Bone marrow aspiration and biopsy

A bone marrow test may also be performed. There are two types of bone marrow tests: a biopsy and an aspiration. In some cases, both tests may be performed at the same time.

During a bone marrow aspiration, a small amount of bone marrow is removed from one of your bones.

In a bone marrow biopsy, a sample of your core bone marrow is removed, usually from the hipbone.

The treatment options for a low platelet count can vary. Your doctor or specialist will determine the appropriate treatment for low platelet counts based on the underlying cause and severity of your condition.

If the condition is mild, your doctor may choose to simply monitor you.

If your low platelet count is more severe, you may need medical treatment.

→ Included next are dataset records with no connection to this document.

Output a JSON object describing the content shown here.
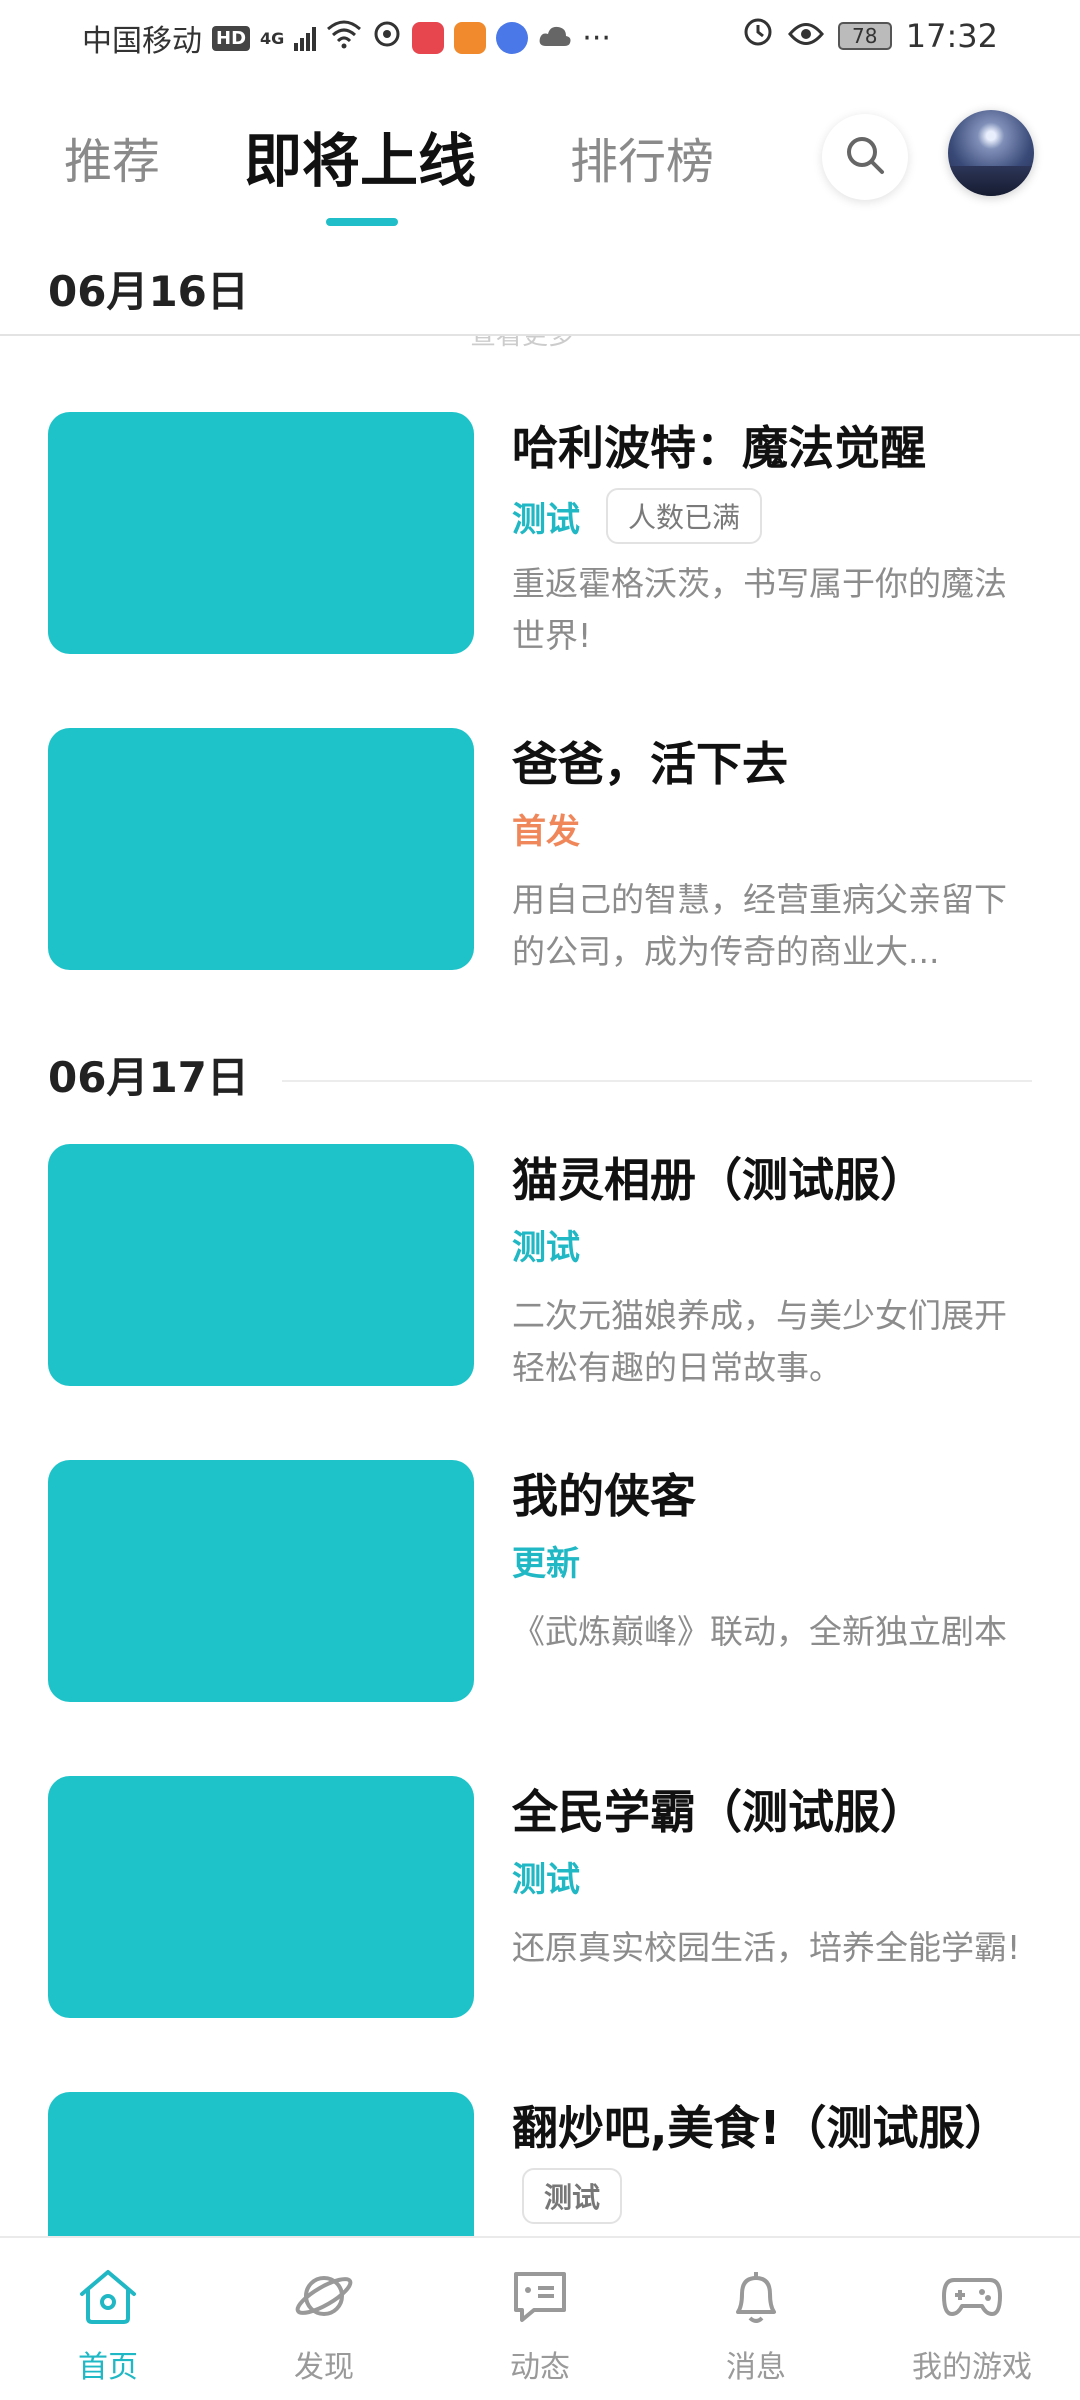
{
  "status_bar": {
    "carrier": "中国移动",
    "hd": "HD",
    "network": "4G",
    "battery": "78",
    "time": "17:32",
    "more": "···"
  },
  "tabs": [
    {
      "label": "推荐"
    },
    {
      "label": "即将上线"
    },
    {
      "label": "排行榜"
    }
  ],
  "sections": [
    {
      "date": "06月16日",
      "peek": "查看更多",
      "items": [
        {
          "title": "哈利波特：魔法觉醒",
          "tag": "测试",
          "tag_extra": "人数已满",
          "desc": "重返霍格沃茨，书写属于你的魔法世界!"
        },
        {
          "title": "爸爸，活下去",
          "tag": "首发",
          "desc": "用自己的智慧，经营重病父亲留下的公司，成为传奇的商业大..."
        }
      ]
    },
    {
      "date": "06月17日",
      "items": [
        {
          "title": "猫灵相册（测试服）",
          "tag": "测试",
          "desc": "二次元猫娘养成，与美少女们展开轻松有趣的日常故事。"
        },
        {
          "title": "我的侠客",
          "tag": "更新",
          "desc": "《武炼巅峰》联动，全新独立剧本"
        },
        {
          "title": "全民学霸（测试服）",
          "tag": "测试",
          "desc": "还原真实校园生活，培养全能学霸!"
        },
        {
          "title": "翻炒吧,美食!（测试服）",
          "tag": "测试"
        }
      ]
    }
  ],
  "bottom_nav": [
    {
      "label": "首页",
      "icon": "home-icon"
    },
    {
      "label": "发现",
      "icon": "planet-icon"
    },
    {
      "label": "动态",
      "icon": "chat-icon"
    },
    {
      "label": "消息",
      "icon": "bell-icon"
    },
    {
      "label": "我的游戏",
      "icon": "gamepad-icon"
    }
  ],
  "colors": {
    "accent": "#20b8c4",
    "thumbnail": "#1dc3c9",
    "orange": "#f0875a"
  }
}
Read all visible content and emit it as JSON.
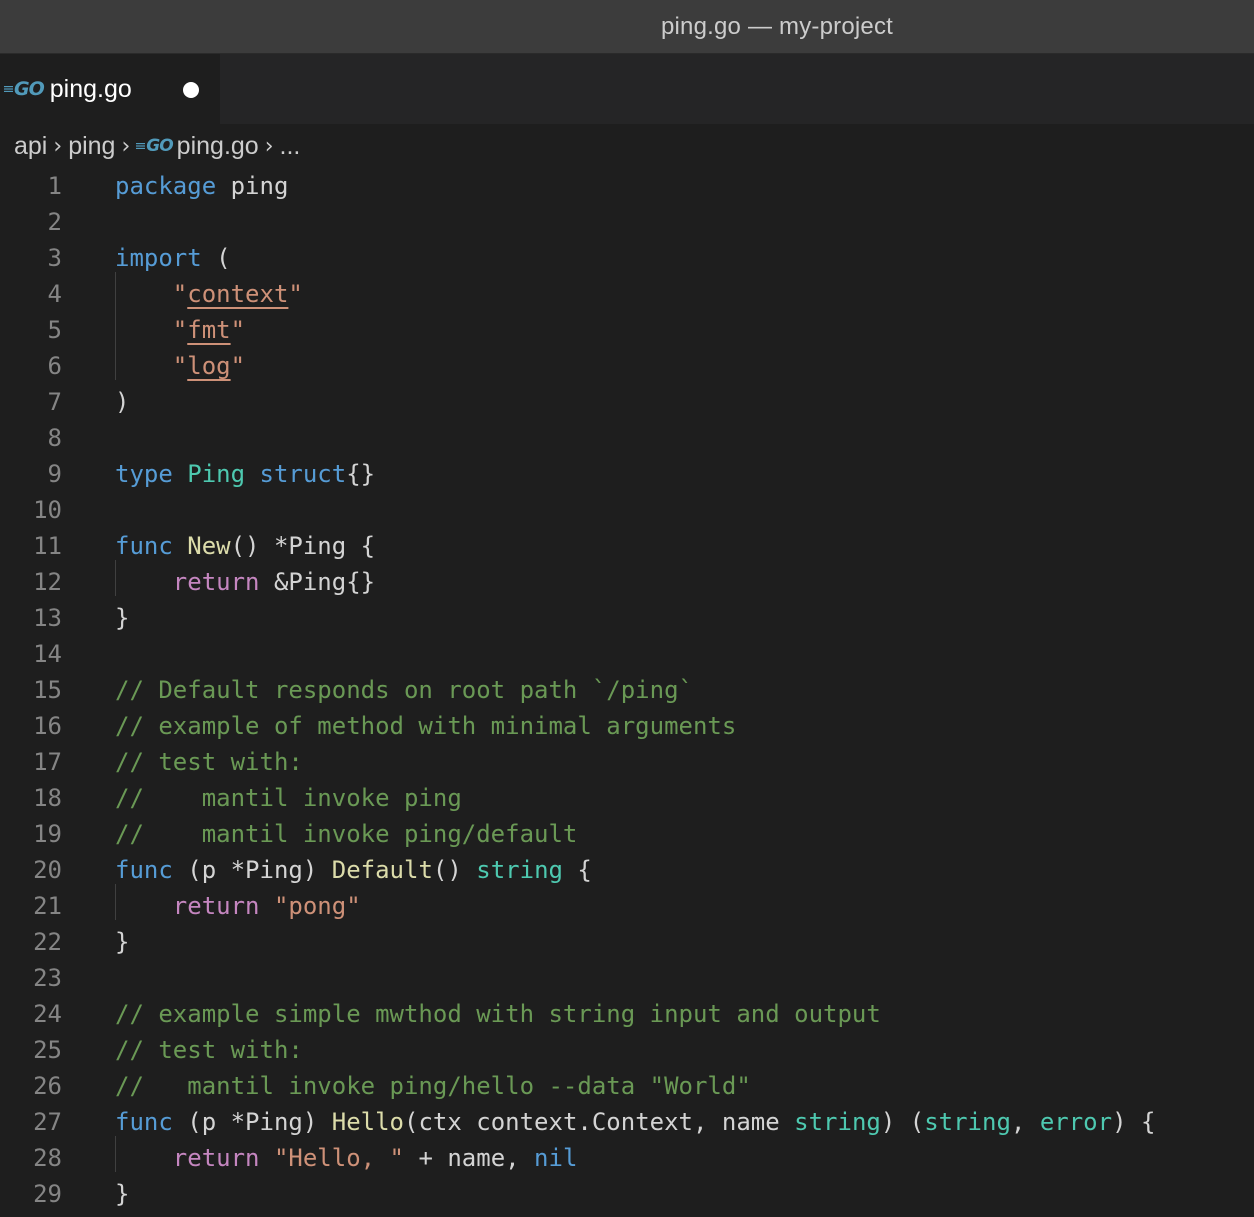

Treatment options may include:

  • blood or platelet transfusions
  • changing medications that are causing a low platelet count
  • Prescribing steroids, immune globulin, or other medicines that suppress your immune system
  • spleen removal surgery

If you are at risk of developing a low platelet count, scheduling regular doctor’s visits will help you pay attention to potential signs and symptoms.

Let your doctor know about any supplements or medications you take. Also, be aware that certain over-the-counter pain medications like ibuprofen and aspirin can thin your blood.

When possible, avoid activities like contact sports that put you at risk for bleeding injuries, or talk to your doctor about safety measures.

If your spleen has been removed, watch for potential signs of infection — as the removal of the spleen can increase the risk — and seek medical attention if you start to feel ill or have a fever.

There are many reasons that your doctor may screen for low platelet count. In some cases, a routine blood test may indicate that your levels are low.

If you are at risk of developing a low platelet count due to an underlying condition or medical history, your healthcare professional may recommend that you take prevention measures. These may include:

  • avoiding activities with a high risk of bleeding or bruising (i.e., contact sports)
  • limiting alcohol consumption
  • making dietary changes
  • stopping or switching medications that affect platelets, including aspirin and ibuprofen
  • getting certain types of vaccinations
  • avoiding toxic chemicals

If left untreated, a low platelet count can be very serious because it can cause internal bleeding of the brain or the intestines.

In the worst cases, this may even cause death. That is why it is essential to seek medical care if you think you might be at risk.

While a low platelet count may sound scary, there is much that can be done to prevent and treat the condition. In some cases, the only recommended treatment is to simply monitor it.

However, some individuals with low platelet counts will require treatment. In most cases, the low platelet count is resolved by treating the underlying cause.

If you have a low platelet count or are at risk of developing one, your healthcare professional can work with you to create a prevention or treatment plan.